Receiving feedback gracefully is still a hard thing to do, and its importance is somewhat of a truism. But, that doesn’t make the idea any less important—great creative work is contingent on a willingness to be judged.

6. Follow fixed deadlines with a flexible scope

Illustration of someone's calendar that is filled with meeting bookings, with one short slot of time highlighted that says "Actual work."

Work expands to fill the time allotted. Fight back by prioritizing your time and following fixed deadlines.

Disappointment is always a matter of expectations. The wider the gap between “what I expected” and “what I received,” the more disappointment we feel.

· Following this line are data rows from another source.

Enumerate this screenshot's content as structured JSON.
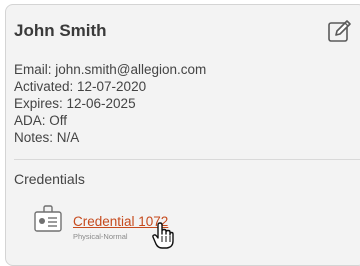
{
  "user": {
    "name": "John Smith",
    "email": "Email: john.smith@allegion.com",
    "activated": "Activated: 12-07-2020",
    "expires": "Expires: 12-06-2025",
    "ada": "ADA: Off",
    "notes": "Notes: N/A"
  },
  "credentials": {
    "title": "Credentials",
    "items": [
      {
        "label": "Credential 1072",
        "type": "Physical-Normal",
        "icon": "badge-icon"
      }
    ]
  },
  "icons": {
    "edit": "edit-icon",
    "cursor": "hand-pointer-cursor"
  },
  "colors": {
    "link": "#c64a1d",
    "card_bg": "#f3f3f3"
  }
}
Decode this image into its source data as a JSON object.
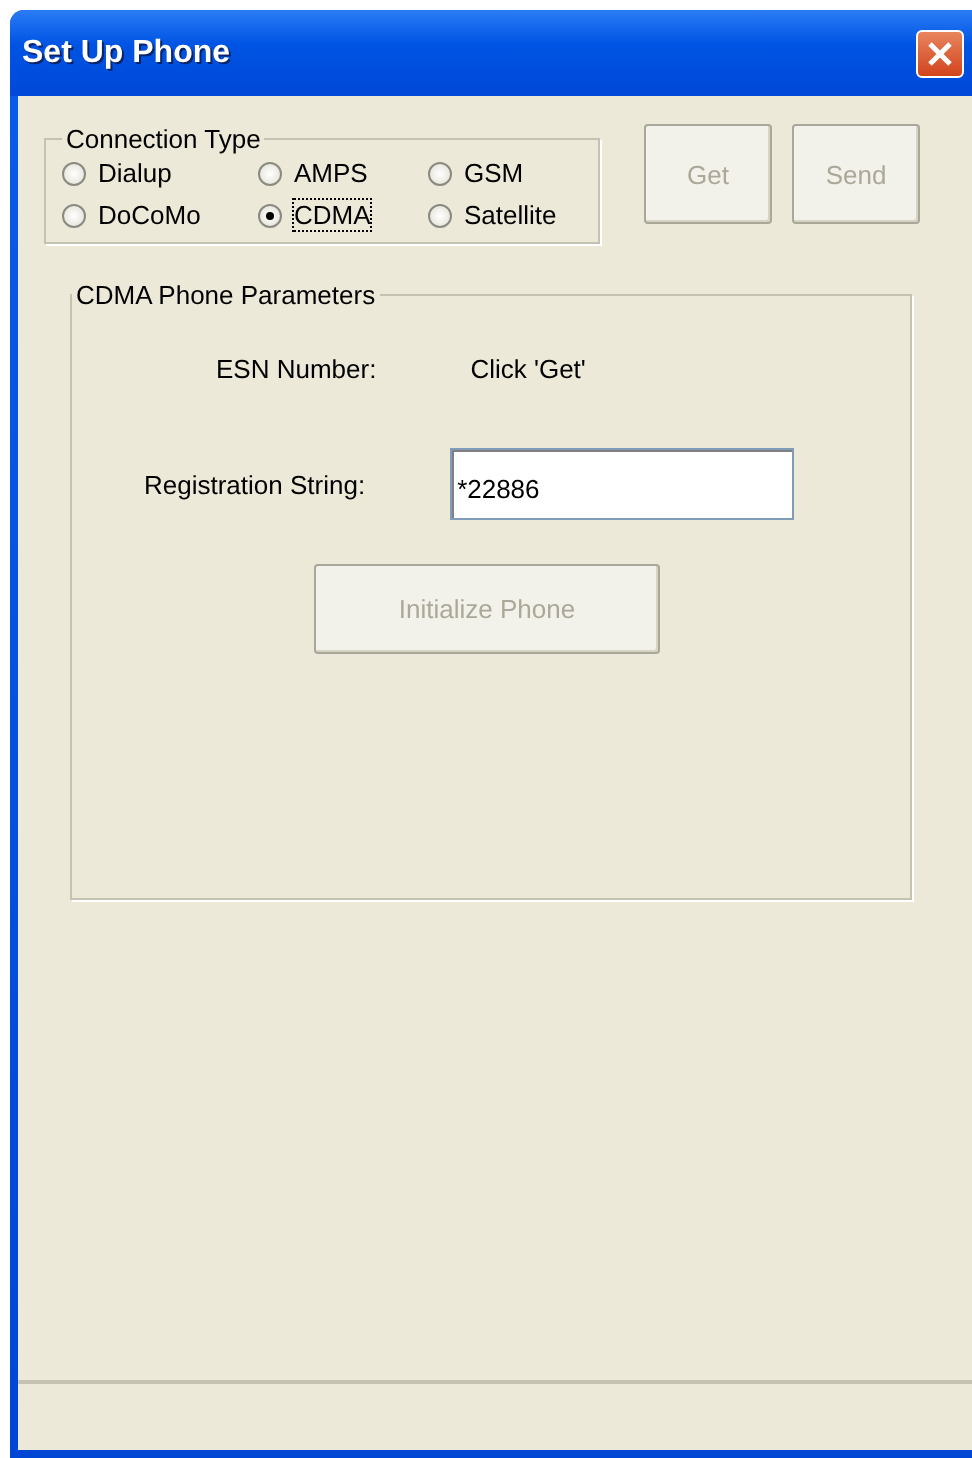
{
  "window": {
    "title": "Set Up Phone"
  },
  "connection_type": {
    "label": "Connection Type",
    "options": [
      {
        "label": "Dialup",
        "selected": false
      },
      {
        "label": "AMPS",
        "selected": false
      },
      {
        "label": "GSM",
        "selected": false
      },
      {
        "label": "DoCoMo",
        "selected": false
      },
      {
        "label": "CDMA",
        "selected": true
      },
      {
        "label": "Satellite",
        "selected": false
      }
    ]
  },
  "buttons": [
    {
      "label": "Get",
      "disabled": true
    },
    {
      "label": "Send",
      "disabled": true
    }
  ],
  "parameters": {
    "label": "CDMA Phone Parameters",
    "esn_label": "ESN Number:",
    "esn_value": "Click 'Get'",
    "registration_label": "Registration String:",
    "registration_value": "*22886",
    "initialize_button": {
      "label": "Initialize Phone",
      "disabled": true
    }
  }
}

If the output you’re most known for—let’s call it your signature work—is high-effort, high-impact, following a schedule that dictates “one of these every week” could lead to the wrong kind of compromise. That’s why I prefer Jason Fried’s approach of setting a fixed deadline with a flexible scope. Deadlines that remain firm create a forcing function where the scope has to adjust instead.

What I always like to add is that an end user’s expectations can be adjusted based on how you package things. Audiences find satisfaction in different ways for different formats, and quality comes in many shapes and sizes. The level of polish you apply is a strategic choice and should fit the scope of the product.

As an example, in the world of editorial, it would be unreasonable (and undesirable) for every piece to be a feature story. Longform takes time and is often equally exhausting to consume.

There’s a reason why everyone claims to love documentaries but spends most of their TV time rewatching Seinfeld. And so well-made editorial products deploy shorter—but still high-quality—columns and formats to break up the monotony and add variety. The crossword puzzle helps sell the newspaper, too.

As obvious as this idea may seem, I know too many talented people who have created unnecessary stress for themselves by tying their identity to the single format or style they initially became known for. If your signature work demands a certain amount of time, find another outlet with a smaller scope and let your audience know that it is indeed different. That way, you can commit to the most important part of the creative process: shipping things consistently.